• _DATASET EXCERPTS_:
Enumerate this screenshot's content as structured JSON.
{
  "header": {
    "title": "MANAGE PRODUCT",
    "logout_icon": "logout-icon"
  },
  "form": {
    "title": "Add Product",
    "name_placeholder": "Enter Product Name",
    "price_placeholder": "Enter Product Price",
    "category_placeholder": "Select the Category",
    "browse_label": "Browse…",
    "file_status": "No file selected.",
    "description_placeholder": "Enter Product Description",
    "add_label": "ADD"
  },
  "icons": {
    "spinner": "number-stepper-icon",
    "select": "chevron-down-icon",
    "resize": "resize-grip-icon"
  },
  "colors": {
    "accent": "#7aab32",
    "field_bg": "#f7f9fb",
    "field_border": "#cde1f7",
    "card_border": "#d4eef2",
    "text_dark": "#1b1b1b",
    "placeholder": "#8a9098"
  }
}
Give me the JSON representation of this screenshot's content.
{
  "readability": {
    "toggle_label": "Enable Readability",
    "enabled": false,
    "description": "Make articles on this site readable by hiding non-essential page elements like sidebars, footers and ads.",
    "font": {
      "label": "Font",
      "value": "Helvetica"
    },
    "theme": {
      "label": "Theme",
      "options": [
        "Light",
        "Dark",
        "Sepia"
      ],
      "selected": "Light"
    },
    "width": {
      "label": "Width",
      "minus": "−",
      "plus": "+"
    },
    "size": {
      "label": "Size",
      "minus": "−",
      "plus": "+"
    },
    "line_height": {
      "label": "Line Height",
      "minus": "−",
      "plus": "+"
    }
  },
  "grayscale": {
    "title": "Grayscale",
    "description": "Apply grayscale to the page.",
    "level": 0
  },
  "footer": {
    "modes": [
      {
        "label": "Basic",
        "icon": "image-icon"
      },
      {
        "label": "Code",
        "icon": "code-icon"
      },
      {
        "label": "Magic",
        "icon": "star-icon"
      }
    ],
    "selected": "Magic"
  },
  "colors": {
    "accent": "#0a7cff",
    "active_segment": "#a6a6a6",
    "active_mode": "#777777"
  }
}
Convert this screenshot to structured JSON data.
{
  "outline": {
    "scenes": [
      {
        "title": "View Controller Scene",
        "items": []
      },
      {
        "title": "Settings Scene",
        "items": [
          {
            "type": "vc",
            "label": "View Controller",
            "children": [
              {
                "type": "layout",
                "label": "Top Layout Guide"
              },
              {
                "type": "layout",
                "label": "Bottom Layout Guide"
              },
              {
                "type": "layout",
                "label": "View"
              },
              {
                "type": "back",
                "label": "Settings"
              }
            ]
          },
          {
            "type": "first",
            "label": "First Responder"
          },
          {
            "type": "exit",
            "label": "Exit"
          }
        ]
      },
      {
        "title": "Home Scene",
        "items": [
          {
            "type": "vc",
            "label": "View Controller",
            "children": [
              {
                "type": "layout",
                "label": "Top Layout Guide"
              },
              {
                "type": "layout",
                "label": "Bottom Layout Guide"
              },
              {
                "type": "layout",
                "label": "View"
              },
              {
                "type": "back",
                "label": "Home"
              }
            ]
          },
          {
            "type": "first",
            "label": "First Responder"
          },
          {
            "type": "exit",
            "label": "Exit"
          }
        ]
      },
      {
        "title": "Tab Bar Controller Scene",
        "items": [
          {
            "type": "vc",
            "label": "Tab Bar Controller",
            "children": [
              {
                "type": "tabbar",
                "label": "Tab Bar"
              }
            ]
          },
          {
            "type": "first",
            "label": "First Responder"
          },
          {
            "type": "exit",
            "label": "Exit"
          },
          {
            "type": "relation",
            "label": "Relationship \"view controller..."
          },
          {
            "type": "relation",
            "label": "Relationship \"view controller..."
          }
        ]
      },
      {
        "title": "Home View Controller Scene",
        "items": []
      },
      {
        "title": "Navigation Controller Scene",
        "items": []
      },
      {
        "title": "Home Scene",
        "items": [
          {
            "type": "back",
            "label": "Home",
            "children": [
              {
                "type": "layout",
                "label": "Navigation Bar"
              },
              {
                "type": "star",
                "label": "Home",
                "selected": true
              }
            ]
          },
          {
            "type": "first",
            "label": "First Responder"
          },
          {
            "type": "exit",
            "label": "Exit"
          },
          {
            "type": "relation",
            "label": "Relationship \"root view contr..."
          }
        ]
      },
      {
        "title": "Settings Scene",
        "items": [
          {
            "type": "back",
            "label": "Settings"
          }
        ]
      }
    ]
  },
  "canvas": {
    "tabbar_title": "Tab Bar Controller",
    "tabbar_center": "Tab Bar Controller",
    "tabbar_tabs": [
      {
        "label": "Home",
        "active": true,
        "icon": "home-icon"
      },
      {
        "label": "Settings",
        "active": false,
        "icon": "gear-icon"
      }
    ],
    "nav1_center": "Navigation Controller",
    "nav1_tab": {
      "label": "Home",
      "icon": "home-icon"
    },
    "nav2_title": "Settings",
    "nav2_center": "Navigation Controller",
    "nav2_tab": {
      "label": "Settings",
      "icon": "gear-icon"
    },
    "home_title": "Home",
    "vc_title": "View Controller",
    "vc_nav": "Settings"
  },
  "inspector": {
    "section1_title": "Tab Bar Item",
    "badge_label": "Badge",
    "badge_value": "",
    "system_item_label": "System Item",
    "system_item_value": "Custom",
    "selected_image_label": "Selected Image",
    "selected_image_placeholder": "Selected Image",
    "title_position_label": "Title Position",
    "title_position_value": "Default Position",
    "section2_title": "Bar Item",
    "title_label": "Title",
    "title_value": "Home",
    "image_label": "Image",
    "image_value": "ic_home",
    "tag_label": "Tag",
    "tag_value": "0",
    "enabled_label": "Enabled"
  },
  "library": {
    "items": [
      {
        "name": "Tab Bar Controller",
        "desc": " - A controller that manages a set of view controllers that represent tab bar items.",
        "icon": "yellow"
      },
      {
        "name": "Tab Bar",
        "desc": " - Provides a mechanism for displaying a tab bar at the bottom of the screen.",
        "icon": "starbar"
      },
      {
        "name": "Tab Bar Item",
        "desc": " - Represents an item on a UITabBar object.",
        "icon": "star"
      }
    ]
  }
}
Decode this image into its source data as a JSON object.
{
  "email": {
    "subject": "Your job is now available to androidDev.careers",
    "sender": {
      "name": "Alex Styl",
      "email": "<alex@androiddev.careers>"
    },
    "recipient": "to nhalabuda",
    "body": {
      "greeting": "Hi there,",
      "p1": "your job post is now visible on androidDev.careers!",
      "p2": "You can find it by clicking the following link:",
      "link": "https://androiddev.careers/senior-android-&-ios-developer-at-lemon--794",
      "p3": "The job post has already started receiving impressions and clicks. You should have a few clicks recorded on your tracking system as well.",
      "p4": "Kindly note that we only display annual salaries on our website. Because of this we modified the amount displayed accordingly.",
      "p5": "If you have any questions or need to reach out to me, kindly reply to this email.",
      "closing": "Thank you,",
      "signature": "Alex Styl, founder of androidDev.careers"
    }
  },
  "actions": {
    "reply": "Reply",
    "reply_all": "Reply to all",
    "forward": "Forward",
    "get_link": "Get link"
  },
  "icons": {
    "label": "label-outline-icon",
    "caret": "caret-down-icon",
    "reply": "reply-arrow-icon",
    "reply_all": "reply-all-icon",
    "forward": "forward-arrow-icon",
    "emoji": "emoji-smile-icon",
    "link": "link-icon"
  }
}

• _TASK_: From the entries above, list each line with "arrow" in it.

• _OUTPUT_:
    "reply": "reply-arrow-icon",
    "forward": "forward-arrow-icon",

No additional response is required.